Kipping pullups are to strict weighted pullups.
What box jumps are to barbell squats.
They're a completely different exercise.
If I have a day where I do barbell front squats, straight legged deadlifts, weighted dips and weighted pullups, that would be a strength day.
If I had a day where I was doing box jumps, clapping pushups, kipping pullups, and kettlebell swings - all in sets of 30, in circuits - you could call that a strength endurance day. Or "cardio".
Kipping Pullups and 300
Kipping pullups have been most recently made famous by Gym Jones, training the actors for the movie 300. The legendary "300 workout" is bracketed by two sets of 'em - 25 kipping pullups start the workout and 25 kipping pullups finish it.
Kipping pullups were one of the uncommon exercises that the 300 workout introduced people to. The other two exercises most people had never seen before were floor wipers and kettlebell clean and presses.
The 300 workout is a good context for the kind of workout that would use kipping pullups - a brutal full body circuit workout.
Kipping Pullups - How To Do 'Em:
A kipping pullup, done correctly, is more than just kicking your feet wildly and flopping around on your way up to the pullup bar. A correctly done kipping pullup is fluid and powerful.
While a kipping pullup is easier on your direct pulling muscles, it's much harder on your grip and it's much more cardiovascular. It's a full body movement where you generate power at your hips - a similar use of the legs and hips to a kettlebell swing or a barbell snatch - just the opposite direction.
A kipping pullup is a pullup with a variation on the gymnastics kip.
The pullup kip differs greatly from the gymnastics kip in that the pullup kip you lead with your shoulders as much as your hips, while you throw your feet behind you. The gymnastics kip leads with the hips and feet. Both have a piking motion where you throw your feet up and forward while snapping your hips back.
The bigggest mistake that most people make in the pullup kip is letting their legs swing forward with their hips. WHEN YOUR HIPS ARE FORWARD, YOUR FEET MUST BE BACK. Likewise, if your feet are forward, your hips must be back. This is the single biggest mistake people make when they are first learning the kip - they let their whole body - shoulders, hips, legs, arms - swing forward at the same time.
One way to think about it is that your hips and shoulders are always on the opposite side of the pullup bar from your feet. Your body should either be forward in like a half moon shape (feet and hands back), or your body should be in a half moon shape the other way - shoulder and hips back (feet and hands forward). I recommend spending a fair amount of time with your feet on a box and your hands on a pullup bar (like Eva's video below) just pushing your body back and forth and keeping your hands and feet in exactly the same place. It's how you will get a feeling for the movement. Every time you let something slip, come back to that drill.

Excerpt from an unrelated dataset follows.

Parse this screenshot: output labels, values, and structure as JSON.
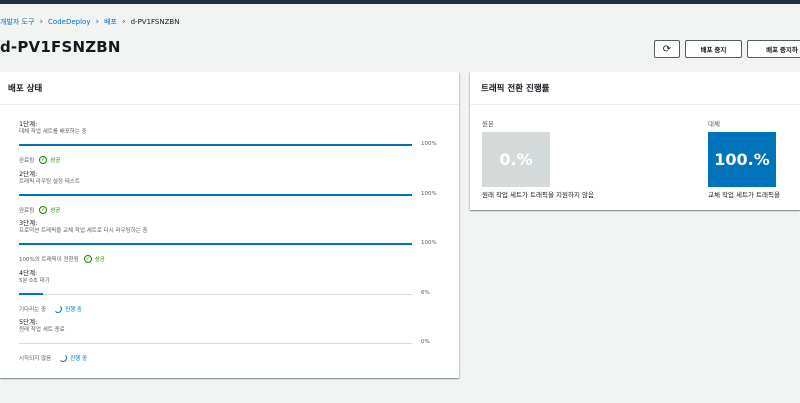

All of these links come from CrossFit. CrossFit is an organization that, more than anyone else I can think of, truly championed the oft maligned kipping pullup. The first two links are absolutely essential for anyone interesting in doing kipping pullups with any amount of style, flow, and grace.
Eva T. Teaches Kipping
This link is a MUST if you want to learn the kipping pullup.
More Functional Movement -
Advanced Bodyweight Training: